Repeat the entries below exactly, missing none.

==== Data for analysis

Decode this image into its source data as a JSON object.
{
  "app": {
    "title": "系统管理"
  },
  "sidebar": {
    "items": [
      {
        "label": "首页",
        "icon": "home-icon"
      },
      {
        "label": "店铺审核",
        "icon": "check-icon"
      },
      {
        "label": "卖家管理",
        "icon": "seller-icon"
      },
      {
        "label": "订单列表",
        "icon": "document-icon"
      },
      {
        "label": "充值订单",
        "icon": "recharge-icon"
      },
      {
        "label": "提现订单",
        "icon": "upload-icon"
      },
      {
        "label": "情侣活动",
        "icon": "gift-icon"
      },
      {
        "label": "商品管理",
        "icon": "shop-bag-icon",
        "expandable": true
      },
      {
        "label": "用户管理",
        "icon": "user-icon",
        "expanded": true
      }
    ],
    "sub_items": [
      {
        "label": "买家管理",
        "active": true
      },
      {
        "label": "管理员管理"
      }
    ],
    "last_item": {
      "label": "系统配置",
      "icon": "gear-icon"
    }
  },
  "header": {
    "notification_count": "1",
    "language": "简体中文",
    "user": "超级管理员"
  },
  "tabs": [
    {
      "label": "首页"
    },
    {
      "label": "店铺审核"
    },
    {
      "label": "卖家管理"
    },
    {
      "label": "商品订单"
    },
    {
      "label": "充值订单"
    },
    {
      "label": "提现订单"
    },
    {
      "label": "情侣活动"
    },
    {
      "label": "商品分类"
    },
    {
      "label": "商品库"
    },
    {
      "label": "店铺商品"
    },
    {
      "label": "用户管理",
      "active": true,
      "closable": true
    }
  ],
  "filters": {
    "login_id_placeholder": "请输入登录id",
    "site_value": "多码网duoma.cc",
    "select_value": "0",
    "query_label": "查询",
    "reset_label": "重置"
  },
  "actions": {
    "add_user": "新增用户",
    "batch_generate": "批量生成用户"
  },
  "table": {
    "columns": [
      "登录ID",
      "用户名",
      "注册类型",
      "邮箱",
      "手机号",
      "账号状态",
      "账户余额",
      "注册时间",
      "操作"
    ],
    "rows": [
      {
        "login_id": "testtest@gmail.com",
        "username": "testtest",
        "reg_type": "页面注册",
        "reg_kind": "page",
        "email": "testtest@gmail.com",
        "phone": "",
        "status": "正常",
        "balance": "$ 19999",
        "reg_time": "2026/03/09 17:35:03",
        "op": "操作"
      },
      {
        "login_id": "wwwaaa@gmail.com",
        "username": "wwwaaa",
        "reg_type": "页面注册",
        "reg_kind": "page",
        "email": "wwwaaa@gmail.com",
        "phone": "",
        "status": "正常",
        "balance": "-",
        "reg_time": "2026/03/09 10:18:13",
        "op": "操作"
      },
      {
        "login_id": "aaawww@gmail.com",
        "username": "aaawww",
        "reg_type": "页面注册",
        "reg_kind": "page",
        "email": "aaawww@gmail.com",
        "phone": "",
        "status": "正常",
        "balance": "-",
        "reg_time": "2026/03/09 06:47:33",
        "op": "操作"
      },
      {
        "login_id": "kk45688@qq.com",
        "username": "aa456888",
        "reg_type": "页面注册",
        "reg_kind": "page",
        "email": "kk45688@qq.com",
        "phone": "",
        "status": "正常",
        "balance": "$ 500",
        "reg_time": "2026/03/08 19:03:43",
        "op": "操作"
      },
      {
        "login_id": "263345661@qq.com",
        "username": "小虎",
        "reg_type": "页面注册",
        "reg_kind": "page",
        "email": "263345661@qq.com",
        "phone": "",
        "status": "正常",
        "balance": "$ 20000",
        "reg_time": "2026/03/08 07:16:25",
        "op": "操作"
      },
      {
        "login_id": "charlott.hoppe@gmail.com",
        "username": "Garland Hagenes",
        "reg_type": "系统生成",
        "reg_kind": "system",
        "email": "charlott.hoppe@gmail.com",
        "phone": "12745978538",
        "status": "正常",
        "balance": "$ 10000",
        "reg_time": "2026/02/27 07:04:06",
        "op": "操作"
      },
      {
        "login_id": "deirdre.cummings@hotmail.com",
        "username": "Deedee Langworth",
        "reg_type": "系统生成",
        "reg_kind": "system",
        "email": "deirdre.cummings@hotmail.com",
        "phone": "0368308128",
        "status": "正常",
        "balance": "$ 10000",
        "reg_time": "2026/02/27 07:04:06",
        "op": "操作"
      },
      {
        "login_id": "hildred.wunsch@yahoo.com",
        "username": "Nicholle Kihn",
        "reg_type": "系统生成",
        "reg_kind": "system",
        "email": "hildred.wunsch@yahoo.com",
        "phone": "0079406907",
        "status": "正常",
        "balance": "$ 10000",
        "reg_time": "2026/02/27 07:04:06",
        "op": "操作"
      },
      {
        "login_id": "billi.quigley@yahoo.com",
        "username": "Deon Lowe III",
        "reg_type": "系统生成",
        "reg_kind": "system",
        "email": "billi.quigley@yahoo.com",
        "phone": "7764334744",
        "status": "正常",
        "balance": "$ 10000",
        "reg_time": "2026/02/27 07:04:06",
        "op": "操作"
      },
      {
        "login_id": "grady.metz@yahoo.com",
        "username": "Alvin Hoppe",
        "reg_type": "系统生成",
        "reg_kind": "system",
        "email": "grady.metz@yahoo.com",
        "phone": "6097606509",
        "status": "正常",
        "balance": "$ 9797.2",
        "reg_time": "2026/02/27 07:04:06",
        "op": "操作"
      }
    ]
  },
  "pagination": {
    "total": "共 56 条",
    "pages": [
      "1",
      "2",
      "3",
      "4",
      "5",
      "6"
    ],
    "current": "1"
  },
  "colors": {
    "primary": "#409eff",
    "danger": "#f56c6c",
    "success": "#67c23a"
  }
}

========

[Response to this task]
Decode this image into its source data as a JSON object.
{
  "app": {
    "title": "系统管理"
  },
  "sidebar": {
    "items": [
      {
        "label": "首页",
        "icon": "home-icon"
      },
      {
        "label": "店铺审核",
        "icon": "check-icon"
      },
      {
        "label": "卖家管理",
        "icon": "seller-icon"
      },
      {
        "label": "订单列表",
        "icon": "document-icon"
      },
      {
        "label": "充值订单",
        "icon": "recharge-icon"
      },
      {
        "label": "提现订单",
        "icon": "upload-icon"
      },
      {
        "label": "情侣活动",
        "icon": "gift-icon"
      },
      {
        "label": "商品管理",
        "icon": "shop-bag-icon",
        "expandable": true
      },
      {
        "label": "用户管理",
        "icon": "user-icon",
        "expanded": true
      }
    ],
    "sub_items": [
      {
        "label": "买家管理",
        "active": true
      },
      {
        "label": "管理员管理"
      }
    ],
    "last_item": {
      "label": "系统配置",
      "icon": "gear-icon"
    }
  },
  "header": {
    "notification_count": "1",
    "language": "简体中文",
    "user": "超级管理员"
  },
  "tabs": [
    {
      "label": "首页"
    },
    {
      "label": "店铺审核"
    },
    {
      "label": "卖家管理"
    },
    {
      "label": "商品订单"
    },
    {
      "label": "充值订单"
    },
    {
      "label": "提现订单"
    },
    {
      "label": "情侣活动"
    },
    {
      "label": "商品分类"
    },
    {
      "label": "商品库"
    },
    {
      "label": "店铺商品"
    },
    {
      "label": "用户管理",
      "active": true,
      "closable": true
    }
  ],
  "filters": {
    "login_id_placeholder": "请输入登录id",
    "site_value": "多码网duoma.cc",
    "select_value": "0",
    "query_label": "查询",
    "reset_label": "重置"
  },
  "actions": {
    "add_user": "新增用户",
    "batch_generate": "批量生成用户"
  },
  "table": {
    "columns": [
      "登录ID",
      "用户名",
      "注册类型",
      "邮箱",
      "手机号",
      "账号状态",
      "账户余额",
      "注册时间",
      "操作"
    ],
    "rows": [
      {
        "login_id": "testtest@gmail.com",
        "username": "testtest",
        "reg_type": "页面注册",
        "reg_kind": "page",
        "email": "testtest@gmail.com",
        "phone": "",
        "status": "正常",
        "balance": "$ 19999",
        "reg_time": "2026/03/09 17:35:03",
        "op": "操作"
      },
      {
        "login_id": "wwwaaa@gmail.com",
        "username": "wwwaaa",
        "reg_type": "页面注册",
        "reg_kind": "page",
        "email": "wwwaaa@gmail.com",
        "phone": "",
        "status": "正常",
        "balance": "-",
        "reg_time": "2026/03/09 10:18:13",
        "op": "操作"
      },
      {
        "login_id": "aaawww@gmail.com",
        "username": "aaawww",
        "reg_type": "页面注册",
        "reg_kind": "page",
        "email": "aaawww@gmail.com",
        "phone": "",
        "status": "正常",
        "balance": "-",
        "reg_time": "2026/03/09 06:47:33",
        "op": "操作"
      },
      {
        "login_id": "kk45688@qq.com",
        "username": "aa456888",
        "reg_type": "页面注册",
        "reg_kind": "page",
        "email": "kk45688@qq.com",
        "phone": "",
        "status": "正常",
        "balance": "$ 500",
        "reg_time": "2026/03/08 19:03:43",
        "op": "操作"
      },
      {
        "login_id": "263345661@qq.com",
        "username": "小虎",
        "reg_type": "页面注册",
        "reg_kind": "page",
        "email": "263345661@qq.com",
        "phone": "",
        "status": "正常",
        "balance": "$ 20000",
        "reg_time": "2026/03/08 07:16:25",
        "op": "操作"
      },
      {
        "login_id": "charlott.hoppe@gmail.com",
        "username": "Garland Hagenes",
        "reg_type": "系统生成",
        "reg_kind": "system",
        "email": "charlott.hoppe@gmail.com",
        "phone": "12745978538",
        "status": "正常",
        "balance": "$ 10000",
        "reg_time": "2026/02/27 07:04:06",
        "op": "操作"
      },
      {
        "login_id": "deirdre.cummings@hotmail.com",
        "username": "Deedee Langworth",
        "reg_type": "系统生成",
        "reg_kind": "system",
        "email": "deirdre.cummings@hotmail.com",
        "phone": "0368308128",
        "status": "正常",
        "balance": "$ 10000",
        "reg_time": "2026/02/27 07:04:06",
        "op": "操作"
      },
      {
        "login_id": "hildred.wunsch@yahoo.com",
        "username": "Nicholle Kihn",
        "reg_type": "系统生成",
        "reg_kind": "system",
        "email": "hildred.wunsch@yahoo.com",
        "phone": "0079406907",
        "status": "正常",
        "balance": "$ 10000",
        "reg_time": "2026/02/27 07:04:06",
        "op": "操作"
      },
      {
        "login_id": "billi.quigley@yahoo.com",
        "username": "Deon Lowe III",
        "reg_type": "系统生成",
        "reg_kind": "system",
        "email": "billi.quigley@yahoo.com",
        "phone": "7764334744",
        "status": "正常",
        "balance": "$ 10000",
        "reg_time": "2026/02/27 07:04:06",
        "op": "操作"
      },
      {
        "login_id": "grady.metz@yahoo.com",
        "username": "Alvin Hoppe",
        "reg_type": "系统生成",
        "reg_kind": "system",
        "email": "grady.metz@yahoo.com",
        "phone": "6097606509",
        "status": "正常",
        "balance": "$ 9797.2",
        "reg_time": "2026/02/27 07:04:06",
        "op": "操作"
      }
    ]
  },
  "pagination": {
    "total": "共 56 条",
    "pages": [
      "1",
      "2",
      "3",
      "4",
      "5",
      "6"
    ],
    "current": "1"
  },
  "colors": {
    "primary": "#409eff",
    "danger": "#f56c6c",
    "success": "#67c23a"
  }
}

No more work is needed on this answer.